● Your objective
Your response should reproduce every line of the entries that contains the word "Last".

----

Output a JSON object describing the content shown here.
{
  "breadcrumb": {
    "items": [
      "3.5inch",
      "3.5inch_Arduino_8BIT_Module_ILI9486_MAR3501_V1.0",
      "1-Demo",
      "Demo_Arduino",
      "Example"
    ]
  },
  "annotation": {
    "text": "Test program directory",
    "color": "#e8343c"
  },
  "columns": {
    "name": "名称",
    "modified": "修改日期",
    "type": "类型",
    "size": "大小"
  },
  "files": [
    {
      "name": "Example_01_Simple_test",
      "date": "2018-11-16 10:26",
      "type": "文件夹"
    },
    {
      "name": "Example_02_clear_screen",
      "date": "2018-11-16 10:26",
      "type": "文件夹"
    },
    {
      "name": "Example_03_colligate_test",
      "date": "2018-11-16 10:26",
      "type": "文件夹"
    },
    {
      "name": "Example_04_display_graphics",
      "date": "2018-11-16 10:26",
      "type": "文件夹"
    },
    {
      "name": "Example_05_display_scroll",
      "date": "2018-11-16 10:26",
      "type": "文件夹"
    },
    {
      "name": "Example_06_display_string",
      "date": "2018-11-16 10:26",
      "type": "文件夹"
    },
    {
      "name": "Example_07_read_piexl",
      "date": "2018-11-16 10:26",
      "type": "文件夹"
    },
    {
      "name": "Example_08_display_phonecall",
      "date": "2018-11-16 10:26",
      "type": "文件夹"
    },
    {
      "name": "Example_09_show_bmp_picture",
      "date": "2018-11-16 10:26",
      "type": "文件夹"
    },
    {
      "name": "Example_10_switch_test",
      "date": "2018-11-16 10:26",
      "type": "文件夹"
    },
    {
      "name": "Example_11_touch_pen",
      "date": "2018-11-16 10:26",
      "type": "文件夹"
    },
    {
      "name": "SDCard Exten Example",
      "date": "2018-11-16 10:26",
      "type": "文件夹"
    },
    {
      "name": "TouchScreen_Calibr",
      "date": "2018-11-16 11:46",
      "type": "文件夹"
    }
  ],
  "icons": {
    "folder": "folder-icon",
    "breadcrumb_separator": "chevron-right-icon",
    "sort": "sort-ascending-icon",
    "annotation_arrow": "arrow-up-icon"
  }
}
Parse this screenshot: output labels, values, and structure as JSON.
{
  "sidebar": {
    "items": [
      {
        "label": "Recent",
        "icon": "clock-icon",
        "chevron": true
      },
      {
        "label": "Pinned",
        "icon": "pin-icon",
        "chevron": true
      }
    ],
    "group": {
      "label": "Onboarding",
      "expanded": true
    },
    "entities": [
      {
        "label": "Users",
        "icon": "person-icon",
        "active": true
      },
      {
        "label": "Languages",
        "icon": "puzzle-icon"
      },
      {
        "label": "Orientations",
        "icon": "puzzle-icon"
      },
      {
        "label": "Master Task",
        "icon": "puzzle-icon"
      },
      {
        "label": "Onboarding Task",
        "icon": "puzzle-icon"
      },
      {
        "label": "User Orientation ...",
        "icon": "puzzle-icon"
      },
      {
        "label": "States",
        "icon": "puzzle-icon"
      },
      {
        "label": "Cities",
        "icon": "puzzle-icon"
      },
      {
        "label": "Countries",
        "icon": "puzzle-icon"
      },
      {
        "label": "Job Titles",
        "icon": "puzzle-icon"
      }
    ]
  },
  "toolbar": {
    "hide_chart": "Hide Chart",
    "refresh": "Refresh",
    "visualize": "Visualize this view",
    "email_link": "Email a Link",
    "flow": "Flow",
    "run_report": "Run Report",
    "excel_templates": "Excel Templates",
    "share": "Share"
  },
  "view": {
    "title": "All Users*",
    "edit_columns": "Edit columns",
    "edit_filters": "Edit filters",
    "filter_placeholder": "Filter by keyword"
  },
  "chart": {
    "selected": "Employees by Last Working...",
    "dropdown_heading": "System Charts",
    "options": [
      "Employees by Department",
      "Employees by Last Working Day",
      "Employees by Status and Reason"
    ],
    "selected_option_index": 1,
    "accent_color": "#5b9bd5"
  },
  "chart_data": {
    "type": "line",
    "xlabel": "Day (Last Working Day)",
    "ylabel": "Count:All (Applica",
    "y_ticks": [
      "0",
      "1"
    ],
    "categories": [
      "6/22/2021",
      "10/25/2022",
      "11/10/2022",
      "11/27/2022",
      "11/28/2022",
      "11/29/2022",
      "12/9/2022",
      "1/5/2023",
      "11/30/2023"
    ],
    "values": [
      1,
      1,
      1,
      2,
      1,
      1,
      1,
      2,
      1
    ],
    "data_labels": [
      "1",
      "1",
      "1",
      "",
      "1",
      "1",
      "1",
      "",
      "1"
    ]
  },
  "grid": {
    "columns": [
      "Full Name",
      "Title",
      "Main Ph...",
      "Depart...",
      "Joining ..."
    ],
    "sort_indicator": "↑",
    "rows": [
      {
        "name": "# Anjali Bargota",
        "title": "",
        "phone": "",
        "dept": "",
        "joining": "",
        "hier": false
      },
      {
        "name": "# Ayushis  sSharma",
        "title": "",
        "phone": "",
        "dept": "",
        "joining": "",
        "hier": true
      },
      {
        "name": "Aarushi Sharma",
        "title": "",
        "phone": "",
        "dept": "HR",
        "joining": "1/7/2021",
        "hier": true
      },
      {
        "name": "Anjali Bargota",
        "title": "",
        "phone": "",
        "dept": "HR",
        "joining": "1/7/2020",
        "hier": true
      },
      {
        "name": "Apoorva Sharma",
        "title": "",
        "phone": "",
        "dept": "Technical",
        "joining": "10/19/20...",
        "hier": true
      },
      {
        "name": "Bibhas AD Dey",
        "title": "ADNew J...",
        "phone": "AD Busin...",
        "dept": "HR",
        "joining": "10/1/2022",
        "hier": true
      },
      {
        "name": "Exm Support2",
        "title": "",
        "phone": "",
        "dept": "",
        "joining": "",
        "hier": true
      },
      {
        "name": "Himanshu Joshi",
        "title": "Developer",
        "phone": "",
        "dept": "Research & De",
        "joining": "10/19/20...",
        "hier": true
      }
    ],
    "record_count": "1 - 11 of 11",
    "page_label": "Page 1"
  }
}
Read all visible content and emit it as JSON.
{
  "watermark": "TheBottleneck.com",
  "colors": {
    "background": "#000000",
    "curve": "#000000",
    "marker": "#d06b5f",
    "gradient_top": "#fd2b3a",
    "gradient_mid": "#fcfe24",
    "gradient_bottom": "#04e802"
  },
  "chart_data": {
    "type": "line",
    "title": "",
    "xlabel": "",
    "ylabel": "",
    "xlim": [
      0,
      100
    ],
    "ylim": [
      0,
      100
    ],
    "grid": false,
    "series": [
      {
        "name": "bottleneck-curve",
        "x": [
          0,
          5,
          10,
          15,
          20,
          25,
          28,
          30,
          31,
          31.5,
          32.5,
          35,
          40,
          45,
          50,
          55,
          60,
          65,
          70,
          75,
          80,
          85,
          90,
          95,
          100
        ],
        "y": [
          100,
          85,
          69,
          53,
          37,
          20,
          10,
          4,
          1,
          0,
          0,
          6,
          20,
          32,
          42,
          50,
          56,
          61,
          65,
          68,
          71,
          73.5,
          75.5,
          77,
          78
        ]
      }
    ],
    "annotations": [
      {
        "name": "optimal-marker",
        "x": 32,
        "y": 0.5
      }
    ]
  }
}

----

● Exercise output
    "selected": "Employees by Last Working...",
      "Employees by Last Working Day",
    "xlabel": "Day (Last Working Day)",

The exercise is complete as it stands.